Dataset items
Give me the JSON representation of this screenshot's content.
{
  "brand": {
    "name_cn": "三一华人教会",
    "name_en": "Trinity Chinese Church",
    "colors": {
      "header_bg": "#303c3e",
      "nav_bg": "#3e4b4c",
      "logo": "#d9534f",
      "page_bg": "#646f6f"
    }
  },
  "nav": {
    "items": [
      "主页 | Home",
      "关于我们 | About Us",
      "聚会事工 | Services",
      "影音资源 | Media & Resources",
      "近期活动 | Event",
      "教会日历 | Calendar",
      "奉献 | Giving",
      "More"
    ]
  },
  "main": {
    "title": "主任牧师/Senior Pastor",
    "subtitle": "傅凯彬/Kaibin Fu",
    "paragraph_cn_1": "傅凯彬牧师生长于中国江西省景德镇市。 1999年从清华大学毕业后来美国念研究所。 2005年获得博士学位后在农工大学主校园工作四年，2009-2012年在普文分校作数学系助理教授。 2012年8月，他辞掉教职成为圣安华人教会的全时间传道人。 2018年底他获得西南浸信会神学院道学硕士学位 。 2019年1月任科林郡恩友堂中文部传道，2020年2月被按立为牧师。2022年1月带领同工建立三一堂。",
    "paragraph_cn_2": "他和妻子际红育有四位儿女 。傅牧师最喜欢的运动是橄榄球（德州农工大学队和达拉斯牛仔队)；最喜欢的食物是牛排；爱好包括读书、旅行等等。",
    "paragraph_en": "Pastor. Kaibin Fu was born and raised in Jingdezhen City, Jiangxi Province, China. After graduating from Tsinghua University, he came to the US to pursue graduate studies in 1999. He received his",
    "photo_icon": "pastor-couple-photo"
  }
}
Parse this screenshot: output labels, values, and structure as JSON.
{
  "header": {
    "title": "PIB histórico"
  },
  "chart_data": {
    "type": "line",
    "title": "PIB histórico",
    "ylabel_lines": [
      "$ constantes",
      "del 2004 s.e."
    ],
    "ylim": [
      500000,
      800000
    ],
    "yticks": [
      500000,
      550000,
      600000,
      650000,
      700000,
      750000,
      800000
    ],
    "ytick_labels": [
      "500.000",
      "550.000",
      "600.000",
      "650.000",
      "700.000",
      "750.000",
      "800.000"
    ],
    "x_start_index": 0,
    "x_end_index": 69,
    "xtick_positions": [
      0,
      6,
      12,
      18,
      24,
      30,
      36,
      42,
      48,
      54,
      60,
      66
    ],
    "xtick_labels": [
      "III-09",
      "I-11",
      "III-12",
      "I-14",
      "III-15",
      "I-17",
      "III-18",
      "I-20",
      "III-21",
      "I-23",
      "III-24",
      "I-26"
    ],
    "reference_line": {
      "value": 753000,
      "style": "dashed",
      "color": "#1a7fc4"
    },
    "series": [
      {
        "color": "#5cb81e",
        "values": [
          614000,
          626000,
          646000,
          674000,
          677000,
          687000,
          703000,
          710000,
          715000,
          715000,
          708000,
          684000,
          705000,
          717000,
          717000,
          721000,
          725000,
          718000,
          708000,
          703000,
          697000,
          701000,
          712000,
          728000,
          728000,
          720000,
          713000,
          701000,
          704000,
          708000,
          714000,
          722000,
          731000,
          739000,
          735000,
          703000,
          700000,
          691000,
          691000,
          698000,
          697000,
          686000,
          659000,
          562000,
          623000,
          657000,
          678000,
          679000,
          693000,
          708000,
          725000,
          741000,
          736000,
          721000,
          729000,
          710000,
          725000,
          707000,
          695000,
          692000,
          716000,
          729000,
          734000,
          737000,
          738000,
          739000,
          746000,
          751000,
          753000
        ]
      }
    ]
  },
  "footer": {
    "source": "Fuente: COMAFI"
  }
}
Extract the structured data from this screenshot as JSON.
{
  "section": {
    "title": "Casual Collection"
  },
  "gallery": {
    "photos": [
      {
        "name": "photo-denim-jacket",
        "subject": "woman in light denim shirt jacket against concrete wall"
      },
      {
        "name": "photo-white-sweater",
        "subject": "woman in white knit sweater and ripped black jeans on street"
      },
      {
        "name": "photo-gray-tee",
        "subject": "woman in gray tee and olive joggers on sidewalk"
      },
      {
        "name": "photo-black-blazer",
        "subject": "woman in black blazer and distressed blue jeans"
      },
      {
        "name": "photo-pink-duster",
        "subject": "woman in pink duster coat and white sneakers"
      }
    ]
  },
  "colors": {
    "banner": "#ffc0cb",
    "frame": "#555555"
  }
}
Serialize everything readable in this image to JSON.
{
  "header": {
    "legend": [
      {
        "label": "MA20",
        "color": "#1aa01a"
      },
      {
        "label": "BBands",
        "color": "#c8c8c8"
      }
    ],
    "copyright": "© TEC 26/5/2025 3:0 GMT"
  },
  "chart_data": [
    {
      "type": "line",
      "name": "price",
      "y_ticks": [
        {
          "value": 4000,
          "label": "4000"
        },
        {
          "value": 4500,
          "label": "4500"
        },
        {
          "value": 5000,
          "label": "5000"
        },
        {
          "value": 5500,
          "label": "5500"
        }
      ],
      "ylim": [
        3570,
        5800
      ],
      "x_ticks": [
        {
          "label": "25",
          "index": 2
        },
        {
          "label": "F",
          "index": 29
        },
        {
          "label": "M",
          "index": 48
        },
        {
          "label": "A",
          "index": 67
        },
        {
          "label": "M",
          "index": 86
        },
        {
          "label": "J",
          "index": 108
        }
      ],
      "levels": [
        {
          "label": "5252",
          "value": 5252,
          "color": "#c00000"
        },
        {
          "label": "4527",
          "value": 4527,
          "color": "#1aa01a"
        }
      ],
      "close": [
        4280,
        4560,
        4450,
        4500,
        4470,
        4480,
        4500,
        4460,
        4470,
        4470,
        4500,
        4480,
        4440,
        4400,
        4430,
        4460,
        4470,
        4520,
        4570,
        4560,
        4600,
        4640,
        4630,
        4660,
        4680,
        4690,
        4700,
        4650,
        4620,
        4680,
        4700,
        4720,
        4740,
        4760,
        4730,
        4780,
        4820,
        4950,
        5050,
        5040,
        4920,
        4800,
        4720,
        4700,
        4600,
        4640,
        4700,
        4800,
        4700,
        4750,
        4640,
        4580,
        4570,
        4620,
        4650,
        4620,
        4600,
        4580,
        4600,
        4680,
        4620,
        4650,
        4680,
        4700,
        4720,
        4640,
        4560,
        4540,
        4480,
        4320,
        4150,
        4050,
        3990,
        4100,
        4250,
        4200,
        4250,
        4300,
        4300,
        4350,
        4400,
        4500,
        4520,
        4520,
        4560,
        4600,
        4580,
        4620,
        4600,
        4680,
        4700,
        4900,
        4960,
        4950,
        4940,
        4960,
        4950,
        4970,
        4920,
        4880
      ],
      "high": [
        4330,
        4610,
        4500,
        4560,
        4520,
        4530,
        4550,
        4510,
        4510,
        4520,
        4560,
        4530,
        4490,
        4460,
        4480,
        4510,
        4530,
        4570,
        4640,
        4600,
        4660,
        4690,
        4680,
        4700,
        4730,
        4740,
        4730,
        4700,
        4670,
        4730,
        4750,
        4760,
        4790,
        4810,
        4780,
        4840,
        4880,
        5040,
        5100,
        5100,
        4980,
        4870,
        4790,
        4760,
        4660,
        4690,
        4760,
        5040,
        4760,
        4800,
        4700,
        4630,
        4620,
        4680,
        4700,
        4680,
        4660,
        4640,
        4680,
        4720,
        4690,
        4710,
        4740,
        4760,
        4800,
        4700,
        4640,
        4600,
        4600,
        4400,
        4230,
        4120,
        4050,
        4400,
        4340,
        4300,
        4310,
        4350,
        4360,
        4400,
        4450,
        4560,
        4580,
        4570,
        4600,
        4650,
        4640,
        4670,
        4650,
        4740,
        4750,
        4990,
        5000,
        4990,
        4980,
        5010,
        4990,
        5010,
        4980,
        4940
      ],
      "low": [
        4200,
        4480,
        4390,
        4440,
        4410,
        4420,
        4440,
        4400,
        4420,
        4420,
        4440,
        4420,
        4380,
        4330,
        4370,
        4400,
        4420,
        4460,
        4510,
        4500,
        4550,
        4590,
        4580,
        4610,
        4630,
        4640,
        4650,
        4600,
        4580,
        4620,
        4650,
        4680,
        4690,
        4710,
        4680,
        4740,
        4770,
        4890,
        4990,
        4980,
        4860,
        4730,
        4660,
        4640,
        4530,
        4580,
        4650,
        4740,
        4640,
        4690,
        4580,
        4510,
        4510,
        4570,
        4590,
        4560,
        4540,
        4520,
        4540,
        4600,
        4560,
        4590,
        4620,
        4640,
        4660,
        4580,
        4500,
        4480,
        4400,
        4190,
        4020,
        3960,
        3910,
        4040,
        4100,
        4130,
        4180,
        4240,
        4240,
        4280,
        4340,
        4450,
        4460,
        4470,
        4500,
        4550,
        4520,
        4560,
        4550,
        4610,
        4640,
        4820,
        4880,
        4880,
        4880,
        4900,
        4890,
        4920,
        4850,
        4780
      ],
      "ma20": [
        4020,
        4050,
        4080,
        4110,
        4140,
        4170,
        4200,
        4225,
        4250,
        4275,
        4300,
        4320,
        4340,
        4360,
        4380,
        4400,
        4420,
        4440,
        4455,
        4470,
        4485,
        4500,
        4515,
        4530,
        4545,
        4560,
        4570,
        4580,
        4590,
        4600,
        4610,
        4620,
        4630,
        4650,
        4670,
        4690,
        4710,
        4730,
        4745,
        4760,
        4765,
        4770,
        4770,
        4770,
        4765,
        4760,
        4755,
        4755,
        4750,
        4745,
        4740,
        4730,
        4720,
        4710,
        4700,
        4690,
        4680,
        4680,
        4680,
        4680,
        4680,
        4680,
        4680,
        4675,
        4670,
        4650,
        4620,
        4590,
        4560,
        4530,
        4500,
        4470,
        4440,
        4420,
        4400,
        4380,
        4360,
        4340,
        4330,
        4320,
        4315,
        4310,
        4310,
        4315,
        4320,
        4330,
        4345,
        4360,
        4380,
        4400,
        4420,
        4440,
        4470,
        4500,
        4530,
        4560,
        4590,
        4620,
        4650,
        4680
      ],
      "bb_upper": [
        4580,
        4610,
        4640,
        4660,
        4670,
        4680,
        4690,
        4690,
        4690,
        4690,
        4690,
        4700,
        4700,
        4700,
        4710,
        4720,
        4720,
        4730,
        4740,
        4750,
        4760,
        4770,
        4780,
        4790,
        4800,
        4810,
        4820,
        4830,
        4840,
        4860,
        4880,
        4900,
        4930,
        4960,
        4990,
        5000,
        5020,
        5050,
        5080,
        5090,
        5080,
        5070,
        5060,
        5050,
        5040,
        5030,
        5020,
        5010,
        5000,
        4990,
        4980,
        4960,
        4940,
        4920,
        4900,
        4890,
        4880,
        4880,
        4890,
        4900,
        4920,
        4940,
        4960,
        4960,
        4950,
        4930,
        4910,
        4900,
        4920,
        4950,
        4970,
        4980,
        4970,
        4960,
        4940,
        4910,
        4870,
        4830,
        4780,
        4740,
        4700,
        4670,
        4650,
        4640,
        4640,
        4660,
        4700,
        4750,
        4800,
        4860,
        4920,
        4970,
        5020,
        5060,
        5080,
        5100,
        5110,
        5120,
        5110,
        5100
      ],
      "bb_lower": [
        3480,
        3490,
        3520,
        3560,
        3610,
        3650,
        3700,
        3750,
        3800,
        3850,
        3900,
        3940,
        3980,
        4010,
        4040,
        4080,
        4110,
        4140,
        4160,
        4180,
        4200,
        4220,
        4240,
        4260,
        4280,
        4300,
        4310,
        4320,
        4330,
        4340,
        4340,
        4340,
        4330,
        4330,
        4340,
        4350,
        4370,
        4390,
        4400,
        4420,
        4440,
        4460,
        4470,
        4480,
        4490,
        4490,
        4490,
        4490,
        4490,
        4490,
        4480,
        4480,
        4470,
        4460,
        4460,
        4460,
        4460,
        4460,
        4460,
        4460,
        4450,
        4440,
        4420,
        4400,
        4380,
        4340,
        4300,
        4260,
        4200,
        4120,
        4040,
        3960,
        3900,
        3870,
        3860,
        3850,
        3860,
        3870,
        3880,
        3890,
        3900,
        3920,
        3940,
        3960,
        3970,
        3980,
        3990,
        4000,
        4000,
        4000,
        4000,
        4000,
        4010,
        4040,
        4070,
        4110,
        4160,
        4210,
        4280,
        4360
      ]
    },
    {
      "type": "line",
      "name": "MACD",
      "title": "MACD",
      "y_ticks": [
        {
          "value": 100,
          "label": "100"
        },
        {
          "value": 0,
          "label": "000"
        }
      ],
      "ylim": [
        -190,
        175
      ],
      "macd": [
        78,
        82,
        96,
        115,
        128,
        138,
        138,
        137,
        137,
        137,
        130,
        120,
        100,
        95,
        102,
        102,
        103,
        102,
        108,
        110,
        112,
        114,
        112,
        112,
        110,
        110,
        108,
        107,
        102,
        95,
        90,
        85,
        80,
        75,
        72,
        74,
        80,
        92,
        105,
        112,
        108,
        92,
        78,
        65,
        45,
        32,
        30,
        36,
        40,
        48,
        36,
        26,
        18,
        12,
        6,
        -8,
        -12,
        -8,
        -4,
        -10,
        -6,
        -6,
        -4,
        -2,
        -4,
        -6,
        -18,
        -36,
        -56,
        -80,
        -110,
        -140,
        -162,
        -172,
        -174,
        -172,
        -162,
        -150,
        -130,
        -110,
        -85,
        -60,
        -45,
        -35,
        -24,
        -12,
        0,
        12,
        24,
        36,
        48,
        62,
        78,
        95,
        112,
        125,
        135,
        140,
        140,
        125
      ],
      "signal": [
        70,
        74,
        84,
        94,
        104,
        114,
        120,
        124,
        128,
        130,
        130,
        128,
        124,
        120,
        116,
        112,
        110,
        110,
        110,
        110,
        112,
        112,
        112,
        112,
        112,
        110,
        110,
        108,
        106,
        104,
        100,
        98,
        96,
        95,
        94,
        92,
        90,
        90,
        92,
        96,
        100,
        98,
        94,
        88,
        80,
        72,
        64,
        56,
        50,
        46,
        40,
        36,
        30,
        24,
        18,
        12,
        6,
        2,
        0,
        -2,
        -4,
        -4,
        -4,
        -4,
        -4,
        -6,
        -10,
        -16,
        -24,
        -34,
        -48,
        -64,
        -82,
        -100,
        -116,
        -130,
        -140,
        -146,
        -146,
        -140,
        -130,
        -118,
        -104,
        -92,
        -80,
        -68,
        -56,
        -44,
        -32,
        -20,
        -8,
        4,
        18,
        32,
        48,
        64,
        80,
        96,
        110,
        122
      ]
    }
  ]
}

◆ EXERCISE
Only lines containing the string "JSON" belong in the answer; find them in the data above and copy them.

◆ WORKED SOLUTION
Give me the JSON representation of this screenshot's content.
Parse this screenshot: output labels, values, and structure as JSON.
Extract the structured data from this screenshot as JSON.
Serialize everything readable in this image to JSON.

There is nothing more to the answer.